With qualification to the knockout phase of the Champions League secure even in defeat, there will be a temptation for Arsenal to dismiss this result as a meaningless irrelevance.
Climbing the Premier League, after all, ought to be the priority just now, especially with a match of such importance looming at the Emirates on Saturday against West Brom. The argument that this loss carries little importance could gather further momentum when it is considered that Arsenal fielded what amounted to a reserve team. Yet, in its own way, this was just as depressing as Saturday's performance against Swansea City.
Not in the manner of the 2-1 defeat but the fact that, where once Wenger (right) had a hungry young group of emerging talent to fall back on, the cupboard now looks worryingly bare.
Marouane Chamakh, who has started only one game this season, was given a full 90 minutes but never looked like scoring his first Champions league goal in nearly two years.
Similarly, Andrey Arshavin produced only the most sporadic flash of the brilliance he once regularly produced. Tomas Rosicky, who scored Arsenal's goal and was clearly their best player, provided the only reason for hope.
Lukas Podolski, Santi Cazorla, Theo Walcott, Olivier Giroud, Bacary Sagna, Kieran Gibbs, Per Mertesacker, Andre Santos and Jack Wilshere were all rested and spared the three-hour flight to Athens, but there was still no shortage of experience in the Arsenal team.
Nine of those who started are full internationals, with only Jernade Meade, the 20-year-old left-back, making his full first-team debut.
Indeed, with so many of Arsenal's usual team so short of form, the most intriguing part of Wenger's selection was the opportunity he presented to more peripheral players.
Sebastien Squillaci, once a France international centre-back, was being seen in an Arsenal shirt for the first time this season and had not played in the Champions League since the corresponding fixture against Olympiakos last year when Arsenal had also already qualified for the knockouts. Alongside Thomas Vermaelen, he looked assured enough in the opening minutes as Arsenal quickly established control of possession.
Rosicky was looking especially comfortable in possession and Arsenal quickly created four decent chances.

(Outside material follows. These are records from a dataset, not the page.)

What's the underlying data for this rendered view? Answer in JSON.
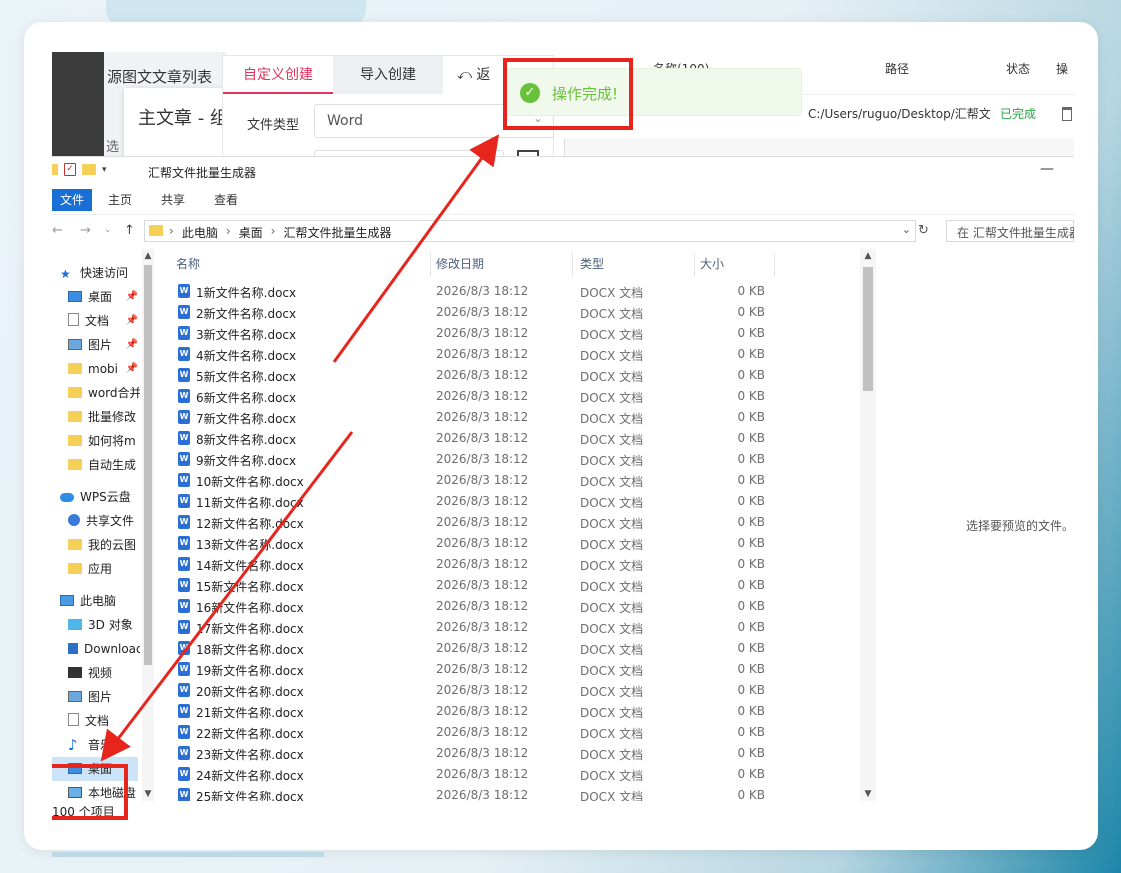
{
  "bg_app": {
    "title": "源图文文章列表",
    "dialog_title": "主文章 - 组",
    "select_label": "选",
    "tabs": [
      "自定义创建",
      "导入创建"
    ],
    "back_label": "返",
    "file_type_label": "文件类型",
    "file_type_value": "Word",
    "table": {
      "headers": [
        "名称(100)",
        "路径",
        "状态",
        "操"
      ],
      "row": {
        "path": "C:/Users/ruguo/Desktop/汇帮文",
        "status": "已完成"
      }
    }
  },
  "toast": {
    "message": "操作完成!"
  },
  "explorer": {
    "title": "汇帮文件批量生成器",
    "ribbon_tabs": [
      "文件",
      "主页",
      "共享",
      "查看"
    ],
    "breadcrumb": [
      "此电脑",
      "桌面",
      "汇帮文件批量生成器"
    ],
    "search_placeholder": "在 汇帮文件批量生成器 中搜索",
    "columns": [
      "名称",
      "修改日期",
      "类型",
      "大小"
    ],
    "sidebar": [
      {
        "label": "快速访问",
        "icon": "star",
        "pin": false
      },
      {
        "label": "桌面",
        "icon": "desk",
        "pin": true
      },
      {
        "label": "文档",
        "icon": "doc",
        "pin": true
      },
      {
        "label": "图片",
        "icon": "img",
        "pin": true
      },
      {
        "label": "mobi",
        "icon": "folder",
        "pin": true
      },
      {
        "label": "word合并",
        "icon": "folder",
        "pin": false
      },
      {
        "label": "批量修改",
        "icon": "folder",
        "pin": false
      },
      {
        "label": "如何将m",
        "icon": "folder",
        "pin": false
      },
      {
        "label": "自动生成",
        "icon": "folder",
        "pin": false
      },
      {
        "label": "WPS云盘",
        "icon": "cloud",
        "pin": false
      },
      {
        "label": "共享文件",
        "icon": "share",
        "pin": false
      },
      {
        "label": "我的云图",
        "icon": "folder",
        "pin": false
      },
      {
        "label": "应用",
        "icon": "folder",
        "pin": false
      },
      {
        "label": "此电脑",
        "icon": "pc",
        "pin": false
      },
      {
        "label": "3D 对象",
        "icon": "cube",
        "pin": false
      },
      {
        "label": "Downloads",
        "icon": "down",
        "pin": false
      },
      {
        "label": "视频",
        "icon": "video",
        "pin": false
      },
      {
        "label": "图片",
        "icon": "img",
        "pin": false
      },
      {
        "label": "文档",
        "icon": "doc",
        "pin": false
      },
      {
        "label": "音乐",
        "icon": "music",
        "pin": false
      },
      {
        "label": "桌面",
        "icon": "desk",
        "pin": false,
        "selected": true
      },
      {
        "label": "本地磁盘",
        "icon": "drive",
        "pin": false
      }
    ],
    "files": [
      {
        "name": "1新文件名称.docx"
      },
      {
        "name": "2新文件名称.docx"
      },
      {
        "name": "3新文件名称.docx"
      },
      {
        "name": "4新文件名称.docx"
      },
      {
        "name": "5新文件名称.docx"
      },
      {
        "name": "6新文件名称.docx"
      },
      {
        "name": "7新文件名称.docx"
      },
      {
        "name": "8新文件名称.docx"
      },
      {
        "name": "9新文件名称.docx"
      },
      {
        "name": "10新文件名称.docx"
      },
      {
        "name": "11新文件名称.docx"
      },
      {
        "name": "12新文件名称.docx"
      },
      {
        "name": "13新文件名称.docx"
      },
      {
        "name": "14新文件名称.docx"
      },
      {
        "name": "15新文件名称.docx"
      },
      {
        "name": "16新文件名称.docx"
      },
      {
        "name": "17新文件名称.docx"
      },
      {
        "name": "18新文件名称.docx"
      },
      {
        "name": "19新文件名称.docx"
      },
      {
        "name": "20新文件名称.docx"
      },
      {
        "name": "21新文件名称.docx"
      },
      {
        "name": "22新文件名称.docx"
      },
      {
        "name": "23新文件名称.docx"
      },
      {
        "name": "24新文件名称.docx"
      },
      {
        "name": "25新文件名称.docx"
      }
    ],
    "file_date": "2026/8/3 18:12",
    "file_type": "DOCX 文档",
    "file_size": "0 KB",
    "status_text": "100 个项目",
    "preview_text": "选择要预览的文件。"
  },
  "colors": {
    "accent": "#e2345c",
    "success": "#67c23a",
    "highlight": "#e8251c",
    "ribbon_file": "#1a6fd6"
  }
}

Gervinho, who had moved to the left in order to complement Chamakh up front, shot narrowly wide.
Alex Oxlade-Chamberlain found a target for his cross moments later but, with Chamakh having sensibly cushioned his header back across the six-yard box, Aaron Ramsey connected only with fresh air with the goal at his mercy.
Just as Arsenal had one eye on more important challenges, there was also a sense that Olympiakos, despite a 10-point cushion in the Greek league, were thinking about their weekend fixture against Panathinaikos. Several key players had also been rested but, backed by fervent home support, they came strongly back into the game.

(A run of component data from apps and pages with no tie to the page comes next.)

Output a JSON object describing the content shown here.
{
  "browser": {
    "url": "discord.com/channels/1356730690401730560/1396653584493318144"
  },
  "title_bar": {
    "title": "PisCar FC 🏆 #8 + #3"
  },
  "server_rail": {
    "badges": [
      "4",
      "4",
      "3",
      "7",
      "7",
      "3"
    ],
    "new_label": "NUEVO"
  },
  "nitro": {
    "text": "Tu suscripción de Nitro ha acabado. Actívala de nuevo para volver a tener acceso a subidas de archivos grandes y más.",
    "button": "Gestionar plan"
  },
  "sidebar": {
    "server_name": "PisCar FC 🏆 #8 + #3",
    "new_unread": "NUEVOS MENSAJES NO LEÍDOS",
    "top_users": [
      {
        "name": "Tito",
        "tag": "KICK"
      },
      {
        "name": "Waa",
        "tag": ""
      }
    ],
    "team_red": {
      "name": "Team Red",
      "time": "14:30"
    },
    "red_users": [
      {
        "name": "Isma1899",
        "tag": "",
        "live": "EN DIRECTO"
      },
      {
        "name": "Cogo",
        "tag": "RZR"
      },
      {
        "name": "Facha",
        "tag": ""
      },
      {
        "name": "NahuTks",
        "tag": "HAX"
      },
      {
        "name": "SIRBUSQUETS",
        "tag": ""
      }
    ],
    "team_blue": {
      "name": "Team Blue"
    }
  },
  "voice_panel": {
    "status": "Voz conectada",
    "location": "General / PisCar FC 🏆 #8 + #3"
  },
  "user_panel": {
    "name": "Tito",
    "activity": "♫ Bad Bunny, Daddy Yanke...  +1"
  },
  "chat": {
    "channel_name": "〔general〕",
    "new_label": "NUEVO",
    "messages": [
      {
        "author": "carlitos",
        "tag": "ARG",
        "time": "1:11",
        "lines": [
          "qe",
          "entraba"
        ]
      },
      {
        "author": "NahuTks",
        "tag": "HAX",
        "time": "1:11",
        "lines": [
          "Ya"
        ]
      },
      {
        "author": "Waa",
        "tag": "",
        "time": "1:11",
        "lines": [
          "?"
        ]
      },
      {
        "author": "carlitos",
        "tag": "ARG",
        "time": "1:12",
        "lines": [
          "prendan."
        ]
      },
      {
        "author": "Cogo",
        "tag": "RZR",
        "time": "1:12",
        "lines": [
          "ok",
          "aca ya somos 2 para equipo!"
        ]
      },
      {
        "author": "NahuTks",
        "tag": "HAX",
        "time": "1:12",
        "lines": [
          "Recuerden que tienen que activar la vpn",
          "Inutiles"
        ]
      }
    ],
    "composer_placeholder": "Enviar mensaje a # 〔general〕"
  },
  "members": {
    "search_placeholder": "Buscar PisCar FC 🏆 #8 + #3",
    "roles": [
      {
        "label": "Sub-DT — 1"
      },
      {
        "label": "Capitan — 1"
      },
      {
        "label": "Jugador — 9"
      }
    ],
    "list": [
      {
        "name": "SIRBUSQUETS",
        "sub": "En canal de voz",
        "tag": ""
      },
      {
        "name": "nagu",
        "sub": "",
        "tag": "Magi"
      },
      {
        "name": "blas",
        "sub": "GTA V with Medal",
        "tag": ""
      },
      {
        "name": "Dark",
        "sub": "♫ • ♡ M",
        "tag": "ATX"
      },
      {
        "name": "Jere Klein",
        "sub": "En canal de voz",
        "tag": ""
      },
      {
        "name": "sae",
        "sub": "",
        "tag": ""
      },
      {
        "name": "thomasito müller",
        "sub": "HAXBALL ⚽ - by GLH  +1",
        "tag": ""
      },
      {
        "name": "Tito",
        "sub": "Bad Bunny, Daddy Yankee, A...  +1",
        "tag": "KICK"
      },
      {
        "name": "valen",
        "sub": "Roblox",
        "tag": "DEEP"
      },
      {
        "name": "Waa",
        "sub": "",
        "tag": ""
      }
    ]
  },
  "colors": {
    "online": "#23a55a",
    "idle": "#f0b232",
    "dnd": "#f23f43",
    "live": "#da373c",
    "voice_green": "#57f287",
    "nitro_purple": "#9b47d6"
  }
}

Particular pressure was being exerted on Arsenal's two inexperienced full-backs and, although Meade was coping admirably well on his debut, gaps were appearing behind Carl Jenkinson. Arsenal also looked vulnerable from set-pieces, with Rosicky displaying rare defensive qualities to clear a Pablo Contreras header off the line from a corner.
Chances, though, were still being created at both ends and a goal of real quality was to give Arsenal their half-time lead. Gervinho had been at his erratic worst for fully 38 minutes, wasting a succession of good positions and running down a series of blind alleys before darting down the right of the Olympiakos penalty area. With several defenders committed, he then slipped a pass across goal for Rosicky, who complemented his perfectly timed run with an accurate side-foot finish.

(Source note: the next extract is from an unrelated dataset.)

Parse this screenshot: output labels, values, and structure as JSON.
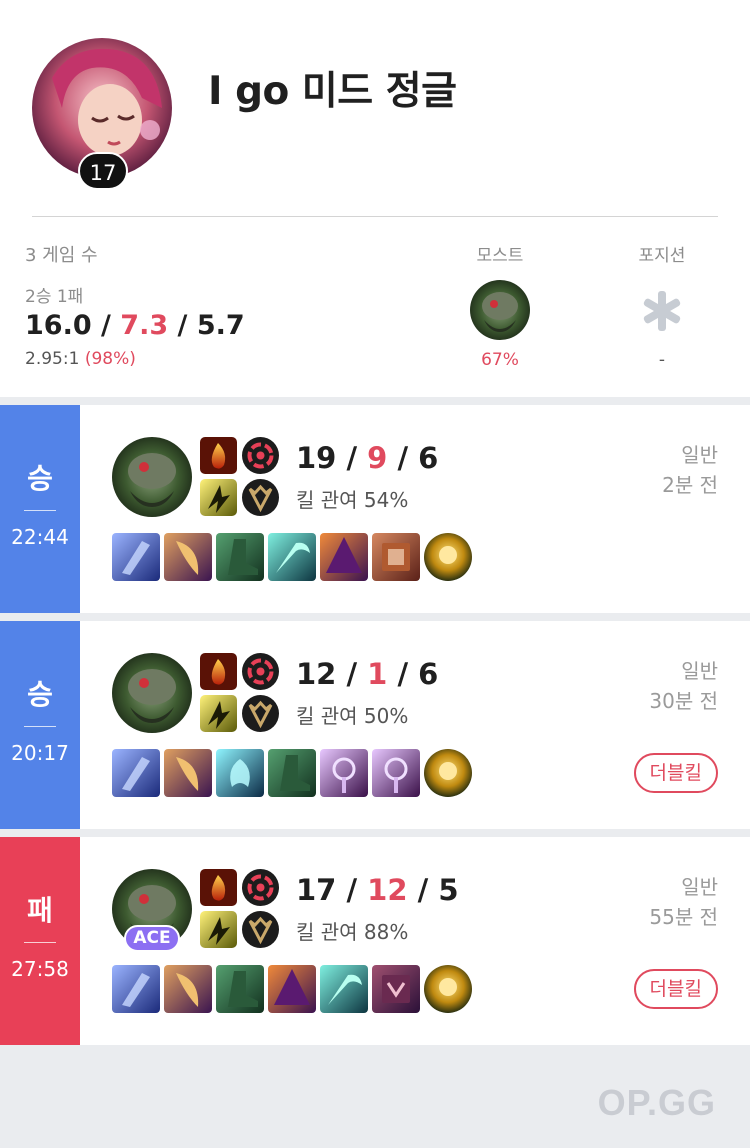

It was to be his last action of the night, with Rosicky, who was making making his first start following Achilles surgery, replaced at the interval by Arshavin. It was not quite a straight swap, however, with Arshavin asked to play down the left and Oxlade-Chamberlain moving the centre.
Arshavin, though, had an immediate chance to extend Arsenal's lead but was just unable to control his header. The Russian then forced an excellent one-handed save from Roy Carroll with a powerful volley.
Olympiakos continued to threaten and Paulo Machado headed wide following a combination of Wojciech Szczesny's hand and the post. Szczesny was adamant that he had not touched the ball and Arsenal's complaints were compounded when Ioannis Maniatis finished from close range from the resulting corner after Ramsey had failed to clear.
Olympiakos then really should have taken the lead, with Rafik Djebbour somehow directing a header wide of the goal from just three yards out.
Arsenal were wilting and finally succumbed to another deserved defeat when Kostas Mitroglou curled past Szczesny from the edge of the penalty area. (© Daily Telegraph, London)